• _How to complete this task_:
This exercise calls for copying every line below that holds the word "blocs".

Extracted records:

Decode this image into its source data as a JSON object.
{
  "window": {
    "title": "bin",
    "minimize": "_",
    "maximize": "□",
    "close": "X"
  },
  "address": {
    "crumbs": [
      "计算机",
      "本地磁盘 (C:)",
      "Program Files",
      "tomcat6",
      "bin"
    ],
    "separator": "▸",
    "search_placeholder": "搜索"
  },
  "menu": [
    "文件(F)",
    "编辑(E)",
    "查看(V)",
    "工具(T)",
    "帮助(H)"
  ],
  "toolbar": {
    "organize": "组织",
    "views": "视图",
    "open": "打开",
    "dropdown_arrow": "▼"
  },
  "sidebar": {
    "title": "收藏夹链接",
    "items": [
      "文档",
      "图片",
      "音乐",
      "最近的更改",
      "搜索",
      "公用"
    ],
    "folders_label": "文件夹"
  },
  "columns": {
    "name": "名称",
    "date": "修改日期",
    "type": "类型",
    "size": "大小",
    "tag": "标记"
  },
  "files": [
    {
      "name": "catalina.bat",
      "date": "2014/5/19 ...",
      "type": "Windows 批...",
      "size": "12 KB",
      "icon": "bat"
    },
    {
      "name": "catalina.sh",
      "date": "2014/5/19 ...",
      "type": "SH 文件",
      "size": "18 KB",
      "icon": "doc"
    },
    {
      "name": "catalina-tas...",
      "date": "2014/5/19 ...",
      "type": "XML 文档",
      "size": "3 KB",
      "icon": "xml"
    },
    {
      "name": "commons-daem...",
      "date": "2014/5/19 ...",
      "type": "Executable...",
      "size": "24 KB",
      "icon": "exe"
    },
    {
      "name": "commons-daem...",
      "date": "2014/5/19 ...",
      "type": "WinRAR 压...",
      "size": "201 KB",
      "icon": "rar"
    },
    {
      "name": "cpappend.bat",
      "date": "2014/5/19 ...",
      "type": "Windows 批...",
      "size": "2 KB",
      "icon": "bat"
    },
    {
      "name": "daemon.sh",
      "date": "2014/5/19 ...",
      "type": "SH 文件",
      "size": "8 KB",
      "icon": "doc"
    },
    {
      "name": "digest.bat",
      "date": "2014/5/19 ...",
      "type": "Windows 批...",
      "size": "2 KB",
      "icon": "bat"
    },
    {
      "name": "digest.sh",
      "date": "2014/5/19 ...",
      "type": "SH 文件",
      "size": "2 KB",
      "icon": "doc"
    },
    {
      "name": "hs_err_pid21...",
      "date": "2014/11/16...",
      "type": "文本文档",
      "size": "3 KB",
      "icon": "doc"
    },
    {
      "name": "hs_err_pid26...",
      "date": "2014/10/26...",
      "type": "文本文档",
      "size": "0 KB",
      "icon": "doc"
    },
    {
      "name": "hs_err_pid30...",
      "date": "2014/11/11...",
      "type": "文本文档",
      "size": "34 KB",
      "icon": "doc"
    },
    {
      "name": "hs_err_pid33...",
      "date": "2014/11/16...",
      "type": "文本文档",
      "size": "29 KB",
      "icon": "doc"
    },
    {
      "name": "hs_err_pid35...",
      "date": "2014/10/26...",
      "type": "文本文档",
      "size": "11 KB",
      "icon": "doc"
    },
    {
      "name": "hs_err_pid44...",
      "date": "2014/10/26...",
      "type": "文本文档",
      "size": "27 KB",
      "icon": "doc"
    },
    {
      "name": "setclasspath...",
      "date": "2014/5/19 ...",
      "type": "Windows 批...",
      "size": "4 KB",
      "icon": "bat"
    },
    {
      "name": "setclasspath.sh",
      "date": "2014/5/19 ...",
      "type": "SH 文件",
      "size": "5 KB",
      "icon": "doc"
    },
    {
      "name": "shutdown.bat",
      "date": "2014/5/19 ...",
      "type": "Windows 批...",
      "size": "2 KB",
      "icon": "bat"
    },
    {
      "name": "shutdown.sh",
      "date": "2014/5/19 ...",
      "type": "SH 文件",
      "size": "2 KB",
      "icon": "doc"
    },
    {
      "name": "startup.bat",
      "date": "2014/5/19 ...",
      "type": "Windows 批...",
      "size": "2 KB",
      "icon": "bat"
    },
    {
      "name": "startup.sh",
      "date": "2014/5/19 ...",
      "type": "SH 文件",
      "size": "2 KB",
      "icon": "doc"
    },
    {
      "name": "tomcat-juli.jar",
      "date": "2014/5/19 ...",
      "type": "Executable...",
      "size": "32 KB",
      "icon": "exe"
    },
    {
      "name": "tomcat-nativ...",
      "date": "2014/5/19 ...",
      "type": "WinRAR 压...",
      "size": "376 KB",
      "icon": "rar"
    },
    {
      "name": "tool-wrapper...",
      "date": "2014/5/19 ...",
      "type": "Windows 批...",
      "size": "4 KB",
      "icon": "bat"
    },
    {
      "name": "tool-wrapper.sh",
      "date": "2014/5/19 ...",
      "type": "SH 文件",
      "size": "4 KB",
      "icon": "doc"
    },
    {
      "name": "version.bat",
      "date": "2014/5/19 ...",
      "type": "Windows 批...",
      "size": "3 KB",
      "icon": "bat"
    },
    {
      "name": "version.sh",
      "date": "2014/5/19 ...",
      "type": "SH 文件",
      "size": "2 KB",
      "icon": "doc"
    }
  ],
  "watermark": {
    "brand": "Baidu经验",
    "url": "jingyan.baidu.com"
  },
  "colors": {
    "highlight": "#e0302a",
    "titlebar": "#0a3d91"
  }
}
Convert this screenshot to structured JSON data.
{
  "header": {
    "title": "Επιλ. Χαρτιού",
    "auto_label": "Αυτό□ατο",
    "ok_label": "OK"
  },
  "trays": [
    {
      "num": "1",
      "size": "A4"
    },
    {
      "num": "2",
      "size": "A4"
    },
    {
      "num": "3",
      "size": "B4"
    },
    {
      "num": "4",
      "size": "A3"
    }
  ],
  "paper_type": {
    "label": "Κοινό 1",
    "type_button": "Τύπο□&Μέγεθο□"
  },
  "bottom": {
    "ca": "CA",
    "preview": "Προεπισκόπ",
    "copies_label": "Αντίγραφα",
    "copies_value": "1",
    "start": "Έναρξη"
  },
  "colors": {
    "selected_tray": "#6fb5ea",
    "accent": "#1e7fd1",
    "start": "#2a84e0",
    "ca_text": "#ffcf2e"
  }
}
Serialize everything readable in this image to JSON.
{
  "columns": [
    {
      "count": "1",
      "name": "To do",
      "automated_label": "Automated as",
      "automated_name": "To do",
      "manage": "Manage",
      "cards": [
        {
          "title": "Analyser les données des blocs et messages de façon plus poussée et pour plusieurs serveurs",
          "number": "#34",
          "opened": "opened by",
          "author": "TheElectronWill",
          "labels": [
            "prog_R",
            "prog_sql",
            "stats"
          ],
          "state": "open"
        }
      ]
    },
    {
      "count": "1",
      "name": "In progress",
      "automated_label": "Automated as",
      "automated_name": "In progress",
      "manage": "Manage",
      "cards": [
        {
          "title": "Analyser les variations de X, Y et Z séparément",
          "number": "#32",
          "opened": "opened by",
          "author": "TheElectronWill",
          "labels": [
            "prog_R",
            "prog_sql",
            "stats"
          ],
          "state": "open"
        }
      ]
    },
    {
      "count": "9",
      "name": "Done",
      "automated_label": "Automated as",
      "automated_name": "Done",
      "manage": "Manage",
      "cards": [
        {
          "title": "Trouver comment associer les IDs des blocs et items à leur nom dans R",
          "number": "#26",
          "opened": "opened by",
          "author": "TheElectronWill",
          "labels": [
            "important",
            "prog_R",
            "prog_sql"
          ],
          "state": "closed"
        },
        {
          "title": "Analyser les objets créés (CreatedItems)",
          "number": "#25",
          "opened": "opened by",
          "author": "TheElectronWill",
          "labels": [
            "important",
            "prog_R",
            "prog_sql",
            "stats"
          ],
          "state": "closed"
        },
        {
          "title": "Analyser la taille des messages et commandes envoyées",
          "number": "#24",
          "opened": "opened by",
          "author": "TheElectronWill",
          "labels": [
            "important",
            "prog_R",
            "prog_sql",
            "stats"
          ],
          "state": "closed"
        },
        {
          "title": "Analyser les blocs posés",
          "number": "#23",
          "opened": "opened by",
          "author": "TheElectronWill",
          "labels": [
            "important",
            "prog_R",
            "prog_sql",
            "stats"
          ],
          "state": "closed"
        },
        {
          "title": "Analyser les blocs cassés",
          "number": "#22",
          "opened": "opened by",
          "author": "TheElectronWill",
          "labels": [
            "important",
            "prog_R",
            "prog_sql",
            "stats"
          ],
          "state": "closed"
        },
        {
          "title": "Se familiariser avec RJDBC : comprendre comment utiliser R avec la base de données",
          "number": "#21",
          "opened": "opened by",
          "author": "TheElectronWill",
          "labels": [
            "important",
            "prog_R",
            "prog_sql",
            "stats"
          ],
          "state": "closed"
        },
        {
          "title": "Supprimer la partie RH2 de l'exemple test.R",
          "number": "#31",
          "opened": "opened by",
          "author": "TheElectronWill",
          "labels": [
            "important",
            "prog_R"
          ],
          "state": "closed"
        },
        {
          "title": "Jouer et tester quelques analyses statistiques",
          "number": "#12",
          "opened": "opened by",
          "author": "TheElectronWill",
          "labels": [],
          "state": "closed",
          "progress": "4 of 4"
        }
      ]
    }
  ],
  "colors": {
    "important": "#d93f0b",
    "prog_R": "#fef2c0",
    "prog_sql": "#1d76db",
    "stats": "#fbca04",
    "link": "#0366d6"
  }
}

• _Expected output_:
          "title": "Analyser les données des blocs et messages de façon plus poussée et pour plusieurs serveurs",
          "title": "Trouver comment associer les IDs des blocs et items à leur nom dans R",
          "title": "Analyser les blocs posés",
          "title": "Analyser les blocs cassés",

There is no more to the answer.